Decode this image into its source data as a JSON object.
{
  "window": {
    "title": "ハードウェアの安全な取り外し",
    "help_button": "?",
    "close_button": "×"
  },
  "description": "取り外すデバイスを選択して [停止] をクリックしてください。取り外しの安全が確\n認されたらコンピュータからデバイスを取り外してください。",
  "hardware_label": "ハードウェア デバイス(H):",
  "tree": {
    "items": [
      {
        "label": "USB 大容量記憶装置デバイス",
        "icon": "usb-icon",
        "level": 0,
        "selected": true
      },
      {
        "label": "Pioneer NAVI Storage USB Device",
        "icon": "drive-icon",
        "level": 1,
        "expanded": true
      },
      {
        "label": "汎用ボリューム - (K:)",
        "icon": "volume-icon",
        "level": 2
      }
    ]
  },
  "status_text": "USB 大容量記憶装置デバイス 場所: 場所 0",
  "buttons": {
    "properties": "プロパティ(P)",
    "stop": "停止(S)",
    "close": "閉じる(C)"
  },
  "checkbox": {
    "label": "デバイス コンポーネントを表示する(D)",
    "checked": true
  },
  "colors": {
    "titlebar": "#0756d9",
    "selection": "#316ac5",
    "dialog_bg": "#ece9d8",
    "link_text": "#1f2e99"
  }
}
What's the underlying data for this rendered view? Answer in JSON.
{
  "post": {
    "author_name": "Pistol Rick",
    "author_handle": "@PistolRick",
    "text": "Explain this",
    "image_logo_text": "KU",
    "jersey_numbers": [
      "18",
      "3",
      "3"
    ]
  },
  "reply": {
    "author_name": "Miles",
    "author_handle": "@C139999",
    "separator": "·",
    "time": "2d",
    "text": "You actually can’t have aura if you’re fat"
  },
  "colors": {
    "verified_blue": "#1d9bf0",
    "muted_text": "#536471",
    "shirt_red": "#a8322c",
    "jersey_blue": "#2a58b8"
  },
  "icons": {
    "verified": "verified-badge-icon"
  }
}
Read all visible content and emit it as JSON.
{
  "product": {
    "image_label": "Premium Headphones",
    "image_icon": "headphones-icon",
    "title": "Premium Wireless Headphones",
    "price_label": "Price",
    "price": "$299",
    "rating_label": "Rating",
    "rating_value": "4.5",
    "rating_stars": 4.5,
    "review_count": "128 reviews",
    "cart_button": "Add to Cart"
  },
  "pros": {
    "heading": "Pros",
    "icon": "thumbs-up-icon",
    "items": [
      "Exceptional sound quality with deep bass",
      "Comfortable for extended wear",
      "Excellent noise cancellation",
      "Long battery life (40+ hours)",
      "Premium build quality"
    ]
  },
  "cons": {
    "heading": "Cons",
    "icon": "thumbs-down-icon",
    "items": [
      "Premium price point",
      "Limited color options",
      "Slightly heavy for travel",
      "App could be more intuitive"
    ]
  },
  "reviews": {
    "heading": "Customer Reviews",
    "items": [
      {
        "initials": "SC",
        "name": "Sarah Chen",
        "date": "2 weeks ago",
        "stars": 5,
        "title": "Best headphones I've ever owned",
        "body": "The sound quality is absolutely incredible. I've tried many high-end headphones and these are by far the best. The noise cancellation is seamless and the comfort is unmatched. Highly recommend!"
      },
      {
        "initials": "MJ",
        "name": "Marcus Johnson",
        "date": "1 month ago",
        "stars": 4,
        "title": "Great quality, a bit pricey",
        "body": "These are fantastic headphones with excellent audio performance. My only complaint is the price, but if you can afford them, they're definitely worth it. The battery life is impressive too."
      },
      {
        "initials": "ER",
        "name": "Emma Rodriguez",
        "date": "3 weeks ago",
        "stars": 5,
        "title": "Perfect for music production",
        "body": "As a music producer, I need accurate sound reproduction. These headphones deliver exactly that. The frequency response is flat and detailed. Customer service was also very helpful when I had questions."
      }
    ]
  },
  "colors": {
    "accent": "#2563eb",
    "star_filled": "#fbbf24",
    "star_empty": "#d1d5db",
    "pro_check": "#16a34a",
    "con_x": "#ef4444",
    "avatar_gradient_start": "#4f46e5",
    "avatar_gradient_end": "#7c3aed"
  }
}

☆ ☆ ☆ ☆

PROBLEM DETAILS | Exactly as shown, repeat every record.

YOUR RESPONSE |
Decode this image into its source data as a JSON object.
{
  "window": {
    "title": "ハードウェアの安全な取り外し",
    "help_button": "?",
    "close_button": "×"
  },
  "description": "取り外すデバイスを選択して [停止] をクリックしてください。取り外しの安全が確\n認されたらコンピュータからデバイスを取り外してください。",
  "hardware_label": "ハードウェア デバイス(H):",
  "tree": {
    "items": [
      {
        "label": "USB 大容量記憶装置デバイス",
        "icon": "usb-icon",
        "level": 0,
        "selected": true
      },
      {
        "label": "Pioneer NAVI Storage USB Device",
        "icon": "drive-icon",
        "level": 1,
        "expanded": true
      },
      {
        "label": "汎用ボリューム - (K:)",
        "icon": "volume-icon",
        "level": 2
      }
    ]
  },
  "status_text": "USB 大容量記憶装置デバイス 場所: 場所 0",
  "buttons": {
    "properties": "プロパティ(P)",
    "stop": "停止(S)",
    "close": "閉じる(C)"
  },
  "checkbox": {
    "label": "デバイス コンポーネントを表示する(D)",
    "checked": true
  },
  "colors": {
    "titlebar": "#0756d9",
    "selection": "#316ac5",
    "dialog_bg": "#ece9d8",
    "link_text": "#1f2e99"
  }
}
What's the underlying data for this rendered view? Answer in JSON.
{
  "post": {
    "author_name": "Pistol Rick",
    "author_handle": "@PistolRick",
    "text": "Explain this",
    "image_logo_text": "KU",
    "jersey_numbers": [
      "18",
      "3",
      "3"
    ]
  },
  "reply": {
    "author_name": "Miles",
    "author_handle": "@C139999",
    "separator": "·",
    "time": "2d",
    "text": "You actually can’t have aura if you’re fat"
  },
  "colors": {
    "verified_blue": "#1d9bf0",
    "muted_text": "#536471",
    "shirt_red": "#a8322c",
    "jersey_blue": "#2a58b8"
  },
  "icons": {
    "verified": "verified-badge-icon"
  }
}
Read all visible content and emit it as JSON.
{
  "product": {
    "image_label": "Premium Headphones",
    "image_icon": "headphones-icon",
    "title": "Premium Wireless Headphones",
    "price_label": "Price",
    "price": "$299",
    "rating_label": "Rating",
    "rating_value": "4.5",
    "rating_stars": 4.5,
    "review_count": "128 reviews",
    "cart_button": "Add to Cart"
  },
  "pros": {
    "heading": "Pros",
    "icon": "thumbs-up-icon",
    "items": [
      "Exceptional sound quality with deep bass",
      "Comfortable for extended wear",
      "Excellent noise cancellation",
      "Long battery life (40+ hours)",
      "Premium build quality"
    ]
  },
  "cons": {
    "heading": "Cons",
    "icon": "thumbs-down-icon",
    "items": [
      "Premium price point",
      "Limited color options",
      "Slightly heavy for travel",
      "App could be more intuitive"
    ]
  },
  "reviews": {
    "heading": "Customer Reviews",
    "items": [
      {
        "initials": "SC",
        "name": "Sarah Chen",
        "date": "2 weeks ago",
        "stars": 5,
        "title": "Best headphones I've ever owned",
        "body": "The sound quality is absolutely incredible. I've tried many high-end headphones and these are by far the best. The noise cancellation is seamless and the comfort is unmatched. Highly recommend!"
      },
      {
        "initials": "MJ",
        "name": "Marcus Johnson",
        "date": "1 month ago",
        "stars": 4,
        "title": "Great quality, a bit pricey",
        "body": "These are fantastic headphones with excellent audio performance. My only complaint is the price, but if you can afford them, they're definitely worth it. The battery life is impressive too."
      },
      {
        "initials": "ER",
        "name": "Emma Rodriguez",
        "date": "3 weeks ago",
        "stars": 5,
        "title": "Perfect for music production",
        "body": "As a music producer, I need accurate sound reproduction. These headphones deliver exactly that. The frequency response is flat and detailed. Customer service was also very helpful when I had questions."
      }
    ]
  },
  "colors": {
    "accent": "#2563eb",
    "star_filled": "#fbbf24",
    "star_empty": "#d1d5db",
    "pro_check": "#16a34a",
    "con_x": "#ef4444",
    "avatar_gradient_start": "#4f46e5",
    "avatar_gradient_end": "#7c3aed"
  }
}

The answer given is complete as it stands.